Looking to the future, when the new website theme has been completed and is operational. With the WooCommerce category title hidden programmatically in the functions.php file it is as a clear action, alongside of which sits appropriate commentary. With the inclusion in the CSS file of the title hiding, there is more chance of it being undone and shown, by accident on the future.

An alternative is to edit the WooCommerce template files. This can be the original plugin files, or a copy placed within the theme. A better a approach one which won’t be overwritten the next time the plugin is updated. However, occasionally there are changes to the WooCommerce templates which.

Whilst the WooCommerce category title may be hidden using CSS, I think a better approach is to do it programmatically, interacting with the WooCommerce variable values and hooks.
To hide the WooCommerce category title programmatically let’s begin by looking at the file generating the title output. The file of interest is

 /wp-content/plugins/woocommerce/templates/archive-product.php

We wish to override the section:

<?php if ( apply_filters( 'woocommerce_show_page_title', true ) ) : ?>
<h1 class="page-title"><?php woocommerce_page_title(); ?></h1>
<?php endif; ?>

by adding our override code in our functions.php located within the child theme being developed:

/wp-content/themes/child-theme/functions.php

As can be seen the header has a test to check whether woocommerce_show_page_title is true of false.

To hide the title set the value to false. I added the following line in the functions.php file:

add_filter(‘woocommerce_show_page_title’,false);

I would favour editing the functions.php file over changing the CSS.

Making the changes in the functions.php file is more repeatable. A single line within the functions.php file. But the CSS approach may require further adaptation to ensure its implemented, dependent upon the wrapping of the title on the page and CSS precedence.
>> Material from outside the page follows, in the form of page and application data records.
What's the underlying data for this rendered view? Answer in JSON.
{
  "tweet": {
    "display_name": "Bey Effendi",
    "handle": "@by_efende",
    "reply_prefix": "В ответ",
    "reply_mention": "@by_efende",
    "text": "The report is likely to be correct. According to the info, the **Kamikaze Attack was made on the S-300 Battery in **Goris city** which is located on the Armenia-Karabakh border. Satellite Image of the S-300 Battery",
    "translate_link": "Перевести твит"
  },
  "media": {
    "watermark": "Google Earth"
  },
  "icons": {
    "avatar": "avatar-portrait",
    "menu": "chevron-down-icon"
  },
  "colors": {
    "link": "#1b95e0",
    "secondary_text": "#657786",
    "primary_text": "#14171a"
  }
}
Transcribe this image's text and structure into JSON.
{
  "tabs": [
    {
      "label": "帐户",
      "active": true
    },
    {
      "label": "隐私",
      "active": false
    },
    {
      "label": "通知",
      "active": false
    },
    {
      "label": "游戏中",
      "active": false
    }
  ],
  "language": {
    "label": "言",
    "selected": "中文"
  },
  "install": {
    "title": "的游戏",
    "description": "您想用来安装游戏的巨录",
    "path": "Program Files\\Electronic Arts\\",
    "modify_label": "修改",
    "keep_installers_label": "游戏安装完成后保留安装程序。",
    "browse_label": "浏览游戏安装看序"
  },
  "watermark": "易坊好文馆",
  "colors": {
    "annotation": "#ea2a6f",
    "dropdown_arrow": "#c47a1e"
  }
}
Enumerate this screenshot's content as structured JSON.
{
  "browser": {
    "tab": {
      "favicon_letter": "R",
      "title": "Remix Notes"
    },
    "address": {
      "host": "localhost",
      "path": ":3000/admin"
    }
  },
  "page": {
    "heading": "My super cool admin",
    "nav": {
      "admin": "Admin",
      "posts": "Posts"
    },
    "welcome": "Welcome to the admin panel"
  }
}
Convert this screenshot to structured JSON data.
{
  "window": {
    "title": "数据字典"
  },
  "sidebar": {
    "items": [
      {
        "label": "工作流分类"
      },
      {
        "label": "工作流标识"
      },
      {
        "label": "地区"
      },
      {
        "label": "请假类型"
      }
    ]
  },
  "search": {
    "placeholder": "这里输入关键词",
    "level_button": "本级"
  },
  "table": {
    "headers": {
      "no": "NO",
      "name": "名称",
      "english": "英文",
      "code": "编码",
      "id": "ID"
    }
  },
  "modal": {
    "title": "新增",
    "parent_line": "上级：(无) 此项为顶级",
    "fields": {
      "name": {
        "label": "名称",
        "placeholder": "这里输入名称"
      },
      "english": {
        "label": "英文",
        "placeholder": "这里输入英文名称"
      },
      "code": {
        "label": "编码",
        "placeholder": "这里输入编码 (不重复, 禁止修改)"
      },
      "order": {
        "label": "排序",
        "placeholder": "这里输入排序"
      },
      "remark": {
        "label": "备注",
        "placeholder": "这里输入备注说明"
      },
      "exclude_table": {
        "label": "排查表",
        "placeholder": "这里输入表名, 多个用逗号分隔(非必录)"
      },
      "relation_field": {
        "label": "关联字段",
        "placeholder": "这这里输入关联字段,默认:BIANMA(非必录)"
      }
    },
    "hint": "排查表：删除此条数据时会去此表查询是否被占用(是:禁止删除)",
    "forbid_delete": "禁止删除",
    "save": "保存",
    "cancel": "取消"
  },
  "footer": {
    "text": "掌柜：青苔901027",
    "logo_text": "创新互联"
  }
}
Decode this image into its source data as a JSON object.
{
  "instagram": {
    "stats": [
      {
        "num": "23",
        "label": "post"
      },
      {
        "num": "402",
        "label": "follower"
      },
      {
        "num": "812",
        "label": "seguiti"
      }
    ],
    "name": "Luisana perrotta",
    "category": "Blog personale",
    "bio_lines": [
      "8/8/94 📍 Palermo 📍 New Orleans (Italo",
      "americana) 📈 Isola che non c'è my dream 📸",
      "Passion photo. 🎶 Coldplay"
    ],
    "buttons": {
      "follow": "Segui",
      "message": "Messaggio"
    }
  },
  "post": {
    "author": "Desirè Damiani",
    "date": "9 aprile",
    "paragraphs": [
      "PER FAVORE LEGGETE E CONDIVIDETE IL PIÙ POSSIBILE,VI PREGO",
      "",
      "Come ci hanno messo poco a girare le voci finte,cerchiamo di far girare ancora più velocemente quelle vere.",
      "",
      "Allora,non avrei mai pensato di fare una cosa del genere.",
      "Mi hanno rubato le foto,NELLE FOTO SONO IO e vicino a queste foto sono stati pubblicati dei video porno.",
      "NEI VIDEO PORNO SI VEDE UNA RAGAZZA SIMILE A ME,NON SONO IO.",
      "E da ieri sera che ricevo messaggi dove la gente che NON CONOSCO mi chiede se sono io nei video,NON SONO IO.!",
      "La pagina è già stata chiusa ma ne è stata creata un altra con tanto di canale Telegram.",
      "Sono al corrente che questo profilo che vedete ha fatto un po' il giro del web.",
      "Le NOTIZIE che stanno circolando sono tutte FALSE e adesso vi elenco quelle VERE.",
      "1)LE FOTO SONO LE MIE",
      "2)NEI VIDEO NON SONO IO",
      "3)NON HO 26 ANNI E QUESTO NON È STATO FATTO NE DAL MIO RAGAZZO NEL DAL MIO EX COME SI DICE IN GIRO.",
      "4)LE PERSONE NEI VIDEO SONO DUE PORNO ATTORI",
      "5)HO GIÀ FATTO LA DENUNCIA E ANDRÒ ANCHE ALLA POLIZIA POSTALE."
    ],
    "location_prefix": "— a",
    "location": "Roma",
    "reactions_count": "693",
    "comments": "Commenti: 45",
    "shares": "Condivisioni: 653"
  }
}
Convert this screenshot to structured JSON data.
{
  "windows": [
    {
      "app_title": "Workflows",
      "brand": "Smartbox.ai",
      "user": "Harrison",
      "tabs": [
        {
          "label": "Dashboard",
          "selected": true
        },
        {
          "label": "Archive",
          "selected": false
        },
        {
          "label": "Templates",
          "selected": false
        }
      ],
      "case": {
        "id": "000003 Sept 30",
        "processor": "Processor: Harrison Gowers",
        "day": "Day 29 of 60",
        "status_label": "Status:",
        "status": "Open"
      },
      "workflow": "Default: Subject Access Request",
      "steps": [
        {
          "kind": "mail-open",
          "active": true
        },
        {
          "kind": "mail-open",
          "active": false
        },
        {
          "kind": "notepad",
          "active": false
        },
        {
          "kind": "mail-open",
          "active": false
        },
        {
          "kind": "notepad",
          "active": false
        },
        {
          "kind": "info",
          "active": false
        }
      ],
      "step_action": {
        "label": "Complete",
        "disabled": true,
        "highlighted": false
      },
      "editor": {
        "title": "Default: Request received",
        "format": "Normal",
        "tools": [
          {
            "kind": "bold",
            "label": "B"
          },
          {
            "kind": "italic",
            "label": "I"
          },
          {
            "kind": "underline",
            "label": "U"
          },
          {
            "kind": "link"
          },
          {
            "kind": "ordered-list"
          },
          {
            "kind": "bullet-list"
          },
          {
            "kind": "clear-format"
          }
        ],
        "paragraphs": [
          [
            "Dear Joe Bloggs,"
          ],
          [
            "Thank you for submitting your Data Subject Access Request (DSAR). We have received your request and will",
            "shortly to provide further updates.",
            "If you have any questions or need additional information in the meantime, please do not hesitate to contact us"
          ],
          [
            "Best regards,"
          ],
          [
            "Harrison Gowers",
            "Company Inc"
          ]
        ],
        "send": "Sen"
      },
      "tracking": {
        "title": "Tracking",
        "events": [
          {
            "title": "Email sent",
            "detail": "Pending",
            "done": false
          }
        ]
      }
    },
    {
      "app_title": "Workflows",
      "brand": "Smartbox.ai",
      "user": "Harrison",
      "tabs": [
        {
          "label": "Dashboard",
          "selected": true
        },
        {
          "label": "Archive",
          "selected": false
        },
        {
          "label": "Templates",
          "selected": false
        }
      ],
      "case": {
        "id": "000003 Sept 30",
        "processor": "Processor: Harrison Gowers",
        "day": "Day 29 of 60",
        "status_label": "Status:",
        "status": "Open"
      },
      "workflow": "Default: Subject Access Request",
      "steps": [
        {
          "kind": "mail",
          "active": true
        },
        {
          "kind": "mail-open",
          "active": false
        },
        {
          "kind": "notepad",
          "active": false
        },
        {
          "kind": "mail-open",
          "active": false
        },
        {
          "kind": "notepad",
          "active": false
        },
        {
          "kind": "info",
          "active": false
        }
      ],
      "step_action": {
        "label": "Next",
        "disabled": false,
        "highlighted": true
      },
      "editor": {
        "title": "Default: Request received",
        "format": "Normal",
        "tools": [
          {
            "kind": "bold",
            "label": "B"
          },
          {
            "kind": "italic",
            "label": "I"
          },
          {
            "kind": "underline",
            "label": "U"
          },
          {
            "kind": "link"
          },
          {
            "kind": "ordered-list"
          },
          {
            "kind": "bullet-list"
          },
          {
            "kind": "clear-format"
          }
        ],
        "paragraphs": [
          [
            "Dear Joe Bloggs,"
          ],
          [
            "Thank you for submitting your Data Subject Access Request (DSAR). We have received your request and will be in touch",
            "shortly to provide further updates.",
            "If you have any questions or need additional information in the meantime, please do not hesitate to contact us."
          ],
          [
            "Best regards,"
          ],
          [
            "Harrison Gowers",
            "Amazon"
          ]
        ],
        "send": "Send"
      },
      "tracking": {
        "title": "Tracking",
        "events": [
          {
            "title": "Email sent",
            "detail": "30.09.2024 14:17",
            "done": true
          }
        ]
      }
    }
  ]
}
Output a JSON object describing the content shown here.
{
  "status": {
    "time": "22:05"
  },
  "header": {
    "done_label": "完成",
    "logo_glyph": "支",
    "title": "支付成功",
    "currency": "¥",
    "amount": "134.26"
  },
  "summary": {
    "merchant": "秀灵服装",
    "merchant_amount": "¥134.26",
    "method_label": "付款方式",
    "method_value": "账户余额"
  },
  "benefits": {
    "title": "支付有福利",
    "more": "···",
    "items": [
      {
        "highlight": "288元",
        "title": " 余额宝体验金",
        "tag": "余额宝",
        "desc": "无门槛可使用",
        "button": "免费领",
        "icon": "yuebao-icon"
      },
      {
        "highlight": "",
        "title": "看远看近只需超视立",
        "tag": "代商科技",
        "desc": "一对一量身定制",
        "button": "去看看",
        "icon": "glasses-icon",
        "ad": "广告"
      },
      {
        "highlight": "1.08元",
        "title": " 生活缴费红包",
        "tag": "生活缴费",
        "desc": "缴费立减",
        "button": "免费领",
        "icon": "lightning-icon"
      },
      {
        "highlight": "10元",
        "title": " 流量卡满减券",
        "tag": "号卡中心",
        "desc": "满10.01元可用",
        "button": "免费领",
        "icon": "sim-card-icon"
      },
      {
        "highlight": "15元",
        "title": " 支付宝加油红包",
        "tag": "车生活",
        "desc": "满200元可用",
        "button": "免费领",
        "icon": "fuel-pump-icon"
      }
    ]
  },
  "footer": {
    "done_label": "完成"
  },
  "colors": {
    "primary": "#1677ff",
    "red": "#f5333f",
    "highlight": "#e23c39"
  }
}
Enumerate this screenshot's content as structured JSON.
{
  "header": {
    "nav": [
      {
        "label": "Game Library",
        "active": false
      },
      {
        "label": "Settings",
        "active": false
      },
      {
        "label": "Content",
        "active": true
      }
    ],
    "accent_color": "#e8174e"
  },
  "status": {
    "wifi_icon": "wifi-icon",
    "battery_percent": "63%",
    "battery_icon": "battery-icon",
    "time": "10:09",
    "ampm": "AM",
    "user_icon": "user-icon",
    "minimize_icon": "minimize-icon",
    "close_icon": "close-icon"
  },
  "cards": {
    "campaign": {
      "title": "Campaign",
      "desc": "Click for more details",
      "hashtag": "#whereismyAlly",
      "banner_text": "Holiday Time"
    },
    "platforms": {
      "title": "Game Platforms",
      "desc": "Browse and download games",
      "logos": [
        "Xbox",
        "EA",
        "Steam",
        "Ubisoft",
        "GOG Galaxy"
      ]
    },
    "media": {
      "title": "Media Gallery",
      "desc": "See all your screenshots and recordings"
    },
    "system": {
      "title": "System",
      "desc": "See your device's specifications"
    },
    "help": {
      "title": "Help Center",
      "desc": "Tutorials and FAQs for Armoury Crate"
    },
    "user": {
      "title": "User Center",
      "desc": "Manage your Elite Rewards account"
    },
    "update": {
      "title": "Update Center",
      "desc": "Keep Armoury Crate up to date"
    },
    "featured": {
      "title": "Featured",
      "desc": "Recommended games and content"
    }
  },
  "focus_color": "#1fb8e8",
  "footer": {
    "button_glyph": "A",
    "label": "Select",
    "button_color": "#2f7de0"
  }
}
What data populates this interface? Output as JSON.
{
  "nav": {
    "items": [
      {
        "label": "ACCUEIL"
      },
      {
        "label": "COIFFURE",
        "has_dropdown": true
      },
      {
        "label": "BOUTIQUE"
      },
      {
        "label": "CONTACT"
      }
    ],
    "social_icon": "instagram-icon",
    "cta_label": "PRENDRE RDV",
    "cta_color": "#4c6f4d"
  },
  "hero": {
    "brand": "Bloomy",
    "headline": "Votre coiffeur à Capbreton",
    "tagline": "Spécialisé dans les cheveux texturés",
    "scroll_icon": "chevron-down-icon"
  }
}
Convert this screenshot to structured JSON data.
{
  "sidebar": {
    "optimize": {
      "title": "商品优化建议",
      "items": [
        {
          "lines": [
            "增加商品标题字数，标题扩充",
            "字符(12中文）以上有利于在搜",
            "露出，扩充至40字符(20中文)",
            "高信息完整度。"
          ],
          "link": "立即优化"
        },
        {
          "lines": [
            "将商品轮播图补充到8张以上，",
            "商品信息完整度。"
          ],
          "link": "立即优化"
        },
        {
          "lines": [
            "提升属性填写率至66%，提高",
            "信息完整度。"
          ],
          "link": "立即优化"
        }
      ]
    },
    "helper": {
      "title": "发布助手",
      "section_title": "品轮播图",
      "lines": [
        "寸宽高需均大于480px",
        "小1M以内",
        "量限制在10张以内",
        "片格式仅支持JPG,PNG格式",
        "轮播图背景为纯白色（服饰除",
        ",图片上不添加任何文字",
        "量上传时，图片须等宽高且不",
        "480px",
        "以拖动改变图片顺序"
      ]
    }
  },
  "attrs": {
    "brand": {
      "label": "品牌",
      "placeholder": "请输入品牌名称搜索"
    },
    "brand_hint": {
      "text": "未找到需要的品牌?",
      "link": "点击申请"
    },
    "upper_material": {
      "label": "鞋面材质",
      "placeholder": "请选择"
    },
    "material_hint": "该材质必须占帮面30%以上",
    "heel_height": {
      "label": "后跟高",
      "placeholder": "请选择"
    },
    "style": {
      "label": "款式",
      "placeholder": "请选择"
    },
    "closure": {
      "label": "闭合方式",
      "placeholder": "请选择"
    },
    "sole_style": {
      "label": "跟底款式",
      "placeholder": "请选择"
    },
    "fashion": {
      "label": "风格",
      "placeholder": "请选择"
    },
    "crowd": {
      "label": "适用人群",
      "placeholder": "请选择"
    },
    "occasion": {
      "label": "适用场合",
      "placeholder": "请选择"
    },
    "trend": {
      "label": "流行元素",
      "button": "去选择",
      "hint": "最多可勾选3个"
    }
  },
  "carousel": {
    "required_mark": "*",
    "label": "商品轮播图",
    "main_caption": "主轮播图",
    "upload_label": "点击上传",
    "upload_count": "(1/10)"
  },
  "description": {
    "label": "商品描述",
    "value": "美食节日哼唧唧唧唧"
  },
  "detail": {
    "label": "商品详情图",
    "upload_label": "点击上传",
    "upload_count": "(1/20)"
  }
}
If you are making the edit changes via the WordPress appearance editor menu option. Making the changes to the CSS style.css file is probably your safest option. An error in your spelling may have an effect on the appearance of the website but it won’t be catastrophic, it can be really edited and corrected. However, misspelling the addition of content to the functions.php file may render your website a white screen.